Shortly after celebrated author Sami Michael’s 90th birthday, one of his best-loved novels — A Trumpet in the Wadi — was “delisted” from the list of recommended high-school reading in Israel; andother, Refuge, was banned “for political reasons”:
A Trumpet in the Wadi tells the love story of a Russian-Jewish immigrant, Alex, and a Palestinian Christian, Huda. Last year in Haifa, where it was set, it was staged as a play. According to Haaretz, A Trumpet in the Wadi is the Iraqi Jewish author’s most popular novel.
Indeed, the chairwoman of the sub-committee that dealt with literature, Dr. Oshra Alfasi, told Haaretz that was the problem: It was already popular, so they needn’t recommend it. (Haaretz went on to note that the committee wasn’t afraid to recommend another popular book.) It was replaced by another of Michael’s novels
Michael’s 1977 novel Refuge, which is also set among Jews and Palestinians in Haifa, this time during the Yom Kippur War, “was barred from the list for political reasons,” according to Haaretz. Alfasi told the newspaper that a book that dealt with “the Palestinian-Jewish discourse, not to say communist, didn’t seem relevant to us to put into the curriculum.”
Michael began his career writing in Arabic. He was born in Baghdad in August, 1926, when the city had a thriving Jewish community.
Although he enrolled in engineering school in Baghdad, he was also writing and working as a political activist. Because of his political activity, the Iraqi Court issued a warrant for Sami’s arrest; his father had him smuggled to Iran. A year later, in 1949, Sami left Iran for Israel.
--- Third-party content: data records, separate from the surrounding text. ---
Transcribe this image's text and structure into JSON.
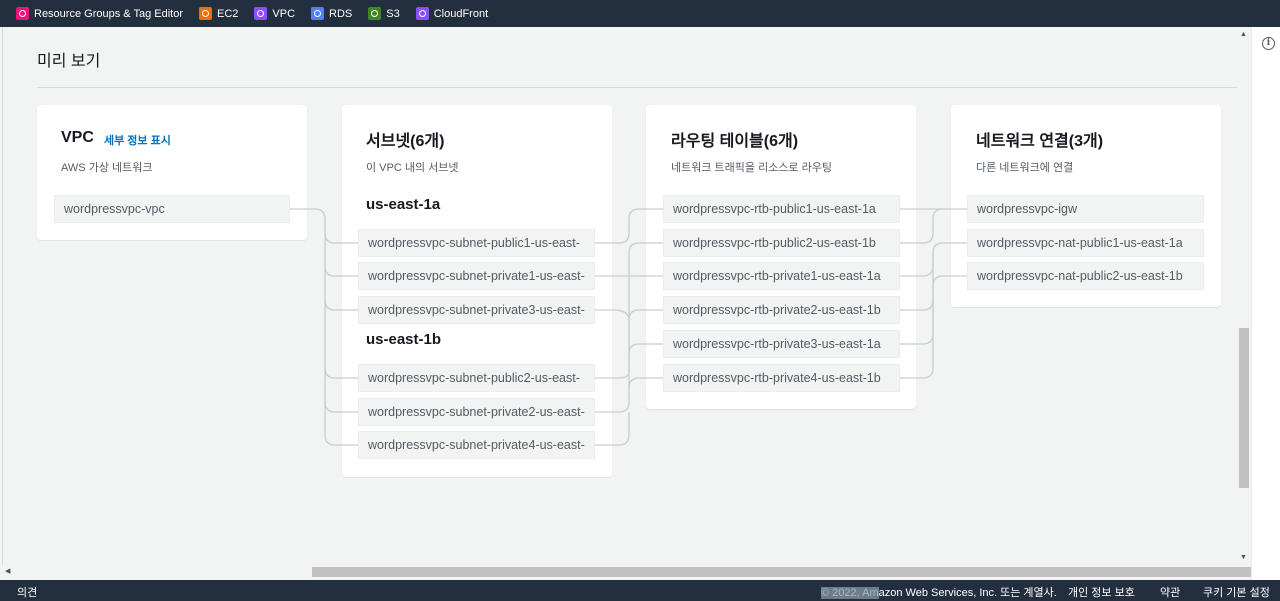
{
  "top_nav": {
    "favorites": [
      {
        "label": "Resource Groups & Tag Editor",
        "icon": "resource-groups-icon",
        "color": "#e7157b"
      },
      {
        "label": "EC2",
        "icon": "ec2-icon",
        "color": "#ed7100"
      },
      {
        "label": "VPC",
        "icon": "vpc-icon",
        "color": "#8c4fff"
      },
      {
        "label": "RDS",
        "icon": "rds-icon",
        "color": "#527fff"
      },
      {
        "label": "S3",
        "icon": "s3-icon",
        "color": "#3f8624"
      },
      {
        "label": "CloudFront",
        "icon": "cloudfront-icon",
        "color": "#8c4fff"
      }
    ]
  },
  "preview": {
    "title": "미리 보기",
    "vpc": {
      "title": "VPC",
      "details_link": "세부 정보 표시",
      "subtitle": "AWS 가상 네트워크",
      "items": [
        "wordpressvpc-vpc"
      ]
    },
    "subnets": {
      "title": "서브넷(6개)",
      "subtitle": "이 VPC 내의 서브넷",
      "zones": [
        {
          "name": "us-east-1a",
          "items": [
            "wordpressvpc-subnet-public1-us-east-",
            "wordpressvpc-subnet-private1-us-east-",
            "wordpressvpc-subnet-private3-us-east-"
          ]
        },
        {
          "name": "us-east-1b",
          "items": [
            "wordpressvpc-subnet-public2-us-east-",
            "wordpressvpc-subnet-private2-us-east-",
            "wordpressvpc-subnet-private4-us-east-"
          ]
        }
      ]
    },
    "route_tables": {
      "title": "라우팅 테이블(6개)",
      "subtitle": "네트워크 트래픽을 리소스로 라우팅",
      "items": [
        "wordpressvpc-rtb-public1-us-east-1a",
        "wordpressvpc-rtb-public2-us-east-1b",
        "wordpressvpc-rtb-private1-us-east-1a",
        "wordpressvpc-rtb-private2-us-east-1b",
        "wordpressvpc-rtb-private3-us-east-1a",
        "wordpressvpc-rtb-private4-us-east-1b"
      ]
    },
    "network_connections": {
      "title": "네트워크 연결(3개)",
      "subtitle": "다른 네트워크에 연결",
      "items": [
        "wordpressvpc-igw",
        "wordpressvpc-nat-public1-us-east-1a",
        "wordpressvpc-nat-public2-us-east-1b"
      ]
    }
  },
  "footer": {
    "feedback": "의견",
    "copyright_selected": "© 2022, Am",
    "copyright_rest": "azon Web Services, Inc. 또는 계열사.",
    "links": [
      "개인 정보 보호",
      "약관",
      "쿠키 기본 설정"
    ]
  },
  "colors": {
    "nav_bg": "#232f3e",
    "link": "#0073bb",
    "page_bg": "#f2f3f3"
  }
}
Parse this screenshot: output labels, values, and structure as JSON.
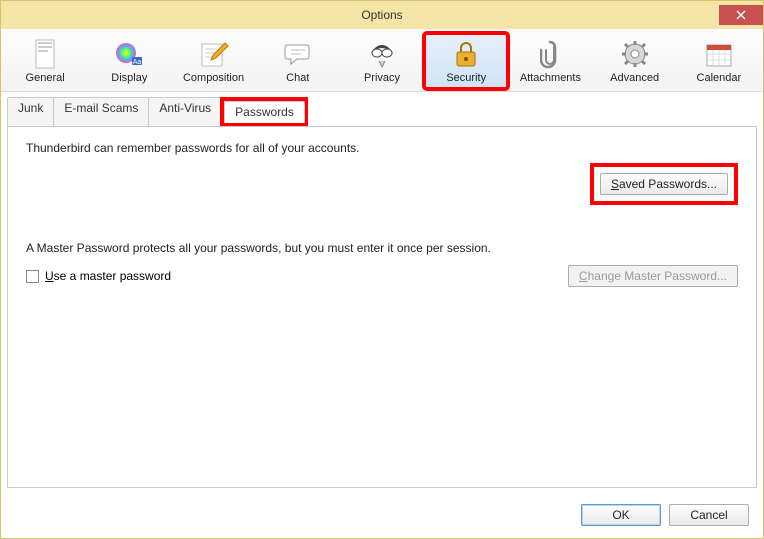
{
  "window": {
    "title": "Options"
  },
  "toolbar": {
    "items": [
      {
        "label": "General"
      },
      {
        "label": "Display"
      },
      {
        "label": "Composition"
      },
      {
        "label": "Chat"
      },
      {
        "label": "Privacy"
      },
      {
        "label": "Security"
      },
      {
        "label": "Attachments"
      },
      {
        "label": "Advanced"
      },
      {
        "label": "Calendar"
      }
    ],
    "selected_index": 5
  },
  "subtabs": {
    "items": [
      {
        "label": "Junk"
      },
      {
        "label": "E-mail Scams"
      },
      {
        "label": "Anti-Virus"
      },
      {
        "label": "Passwords"
      }
    ],
    "active_index": 3
  },
  "pane": {
    "remember_text": "Thunderbird can remember passwords for all of your accounts.",
    "saved_btn": "Saved Passwords...",
    "master_desc": "A Master Password protects all your passwords, but you must enter it once per session.",
    "use_master_prefix": "U",
    "use_master_rest": "se a master password",
    "use_master_checked": false,
    "change_master_btn": "Change Master Password..."
  },
  "footer": {
    "ok": "OK",
    "cancel": "Cancel"
  }
}
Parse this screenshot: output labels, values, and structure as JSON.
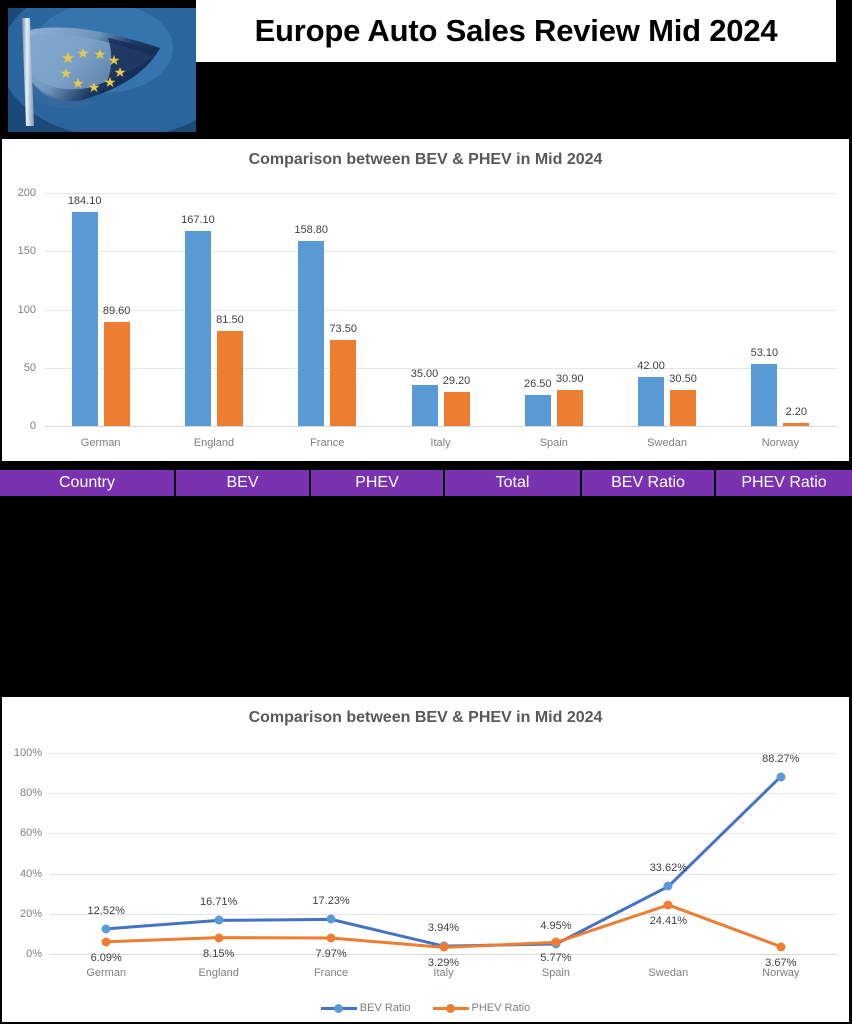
{
  "header": {
    "title": "Europe Auto Sales Review Mid 2024",
    "flag_icon": "eu-flag-image"
  },
  "table": {
    "columns": [
      "Country",
      "BEV",
      "PHEV",
      "Total",
      "BEV Ratio",
      "PHEV Ratio"
    ],
    "header_color": "#7A33B0",
    "header_text_color": "#FFFFFF"
  },
  "colors": {
    "bev_bar": "#5B9BD5",
    "phev_bar": "#ED7D31",
    "bev_line": "#4472C4",
    "phev_line": "#ED7D31",
    "title_text": "#595959",
    "tick_text": "#7F7F7F"
  },
  "chart_data": [
    {
      "type": "bar",
      "title": "Comparison between BEV & PHEV in Mid 2024",
      "xlabel": "",
      "ylabel": "",
      "ylim": [
        0,
        200
      ],
      "yticks": [
        "0",
        "50",
        "100",
        "150",
        "200"
      ],
      "grid": true,
      "legend": "none",
      "categories": [
        "German",
        "England",
        "France",
        "Italy",
        "Spain",
        "Swedan",
        "Norway"
      ],
      "series": [
        {
          "name": "BEV",
          "color": "#5B9BD5",
          "values": [
            184.1,
            167.1,
            158.8,
            35.0,
            26.5,
            42.0,
            53.1
          ],
          "labels": [
            "184.10",
            "167.10",
            "158.80",
            "35.00",
            "26.50",
            "42.00",
            "53.10"
          ]
        },
        {
          "name": "PHEV",
          "color": "#ED7D31",
          "values": [
            89.6,
            81.5,
            73.5,
            29.2,
            30.9,
            30.5,
            2.2
          ],
          "labels": [
            "89.60",
            "81.50",
            "73.50",
            "29.20",
            "30.90",
            "30.50",
            "2.20"
          ]
        }
      ]
    },
    {
      "type": "line",
      "title": "Comparison between BEV & PHEV in Mid 2024",
      "xlabel": "",
      "ylabel": "",
      "ylim": [
        0,
        100
      ],
      "yticks": [
        "0%",
        "20%",
        "40%",
        "60%",
        "80%",
        "100%"
      ],
      "grid": true,
      "legend": "bottom",
      "categories": [
        "German",
        "England",
        "France",
        "Italy",
        "Spain",
        "Swedan",
        "Norway"
      ],
      "series": [
        {
          "name": "BEV Ratio",
          "color": "#4472C4",
          "values": [
            12.52,
            16.71,
            17.23,
            3.94,
            4.95,
            33.62,
            88.27
          ],
          "labels": [
            "12.52%",
            "16.71%",
            "17.23%",
            "3.94%",
            "4.95%",
            "33.62%",
            "88.27%"
          ]
        },
        {
          "name": "PHEV Ratio",
          "color": "#ED7D31",
          "values": [
            6.09,
            8.15,
            7.97,
            3.29,
            5.77,
            24.41,
            3.67
          ],
          "labels": [
            "6.09%",
            "8.15%",
            "7.97%",
            "3.29%",
            "5.77%",
            "24.41%",
            "3.67%"
          ]
        }
      ]
    }
  ]
}
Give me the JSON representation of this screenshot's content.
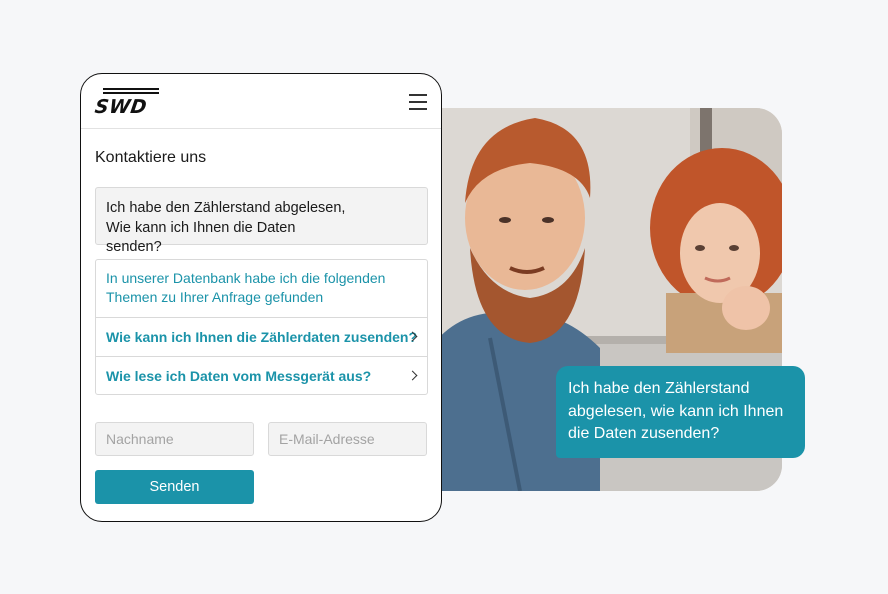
{
  "brand": {
    "logo_text": "SWD"
  },
  "form": {
    "title": "Kontaktiere uns",
    "question_lines": [
      "Ich habe den Zählerstand abgelesen,",
      "Wie kann ich Ihnen die Daten",
      "senden?"
    ],
    "answers": {
      "intro_lines": [
        "In unserer Datenbank habe ich die folgenden",
        "Themen zu Ihrer Anfrage gefunden"
      ],
      "items": [
        {
          "label": "Wie kann ich Ihnen die Zählerdaten zusenden?",
          "icon": "chevron-right-icon"
        },
        {
          "label": "Wie lese ich Daten vom Messgerät aus?",
          "icon": "chevron-right-icon"
        }
      ]
    },
    "lastname_placeholder": "Nachname",
    "email_placeholder": "E-Mail-Adresse",
    "submit_label": "Senden"
  },
  "bubble": {
    "lines": [
      "Ich habe den Zählerstand",
      "abgelesen, wie kann ich Ihnen",
      "die Daten zusenden?"
    ]
  },
  "colors": {
    "accent": "#1b93a9",
    "background": "#f6f7f9",
    "field_background": "#f3f3f3"
  }
}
It took fifteen years before he started writing in Hebrew. When he did, his works were often both about Palestinians and Jews, investigating the humanity of both.
Michael, who remains at 90 the president of the Association for Civil Rights in Israel, told Haaretz: “It’s ironic that the committee is burning one of the students’ oldest bridges to the world of Mizrahi Jews.”
Both A Trumpet in the Wadi and Refuge are available in English translation.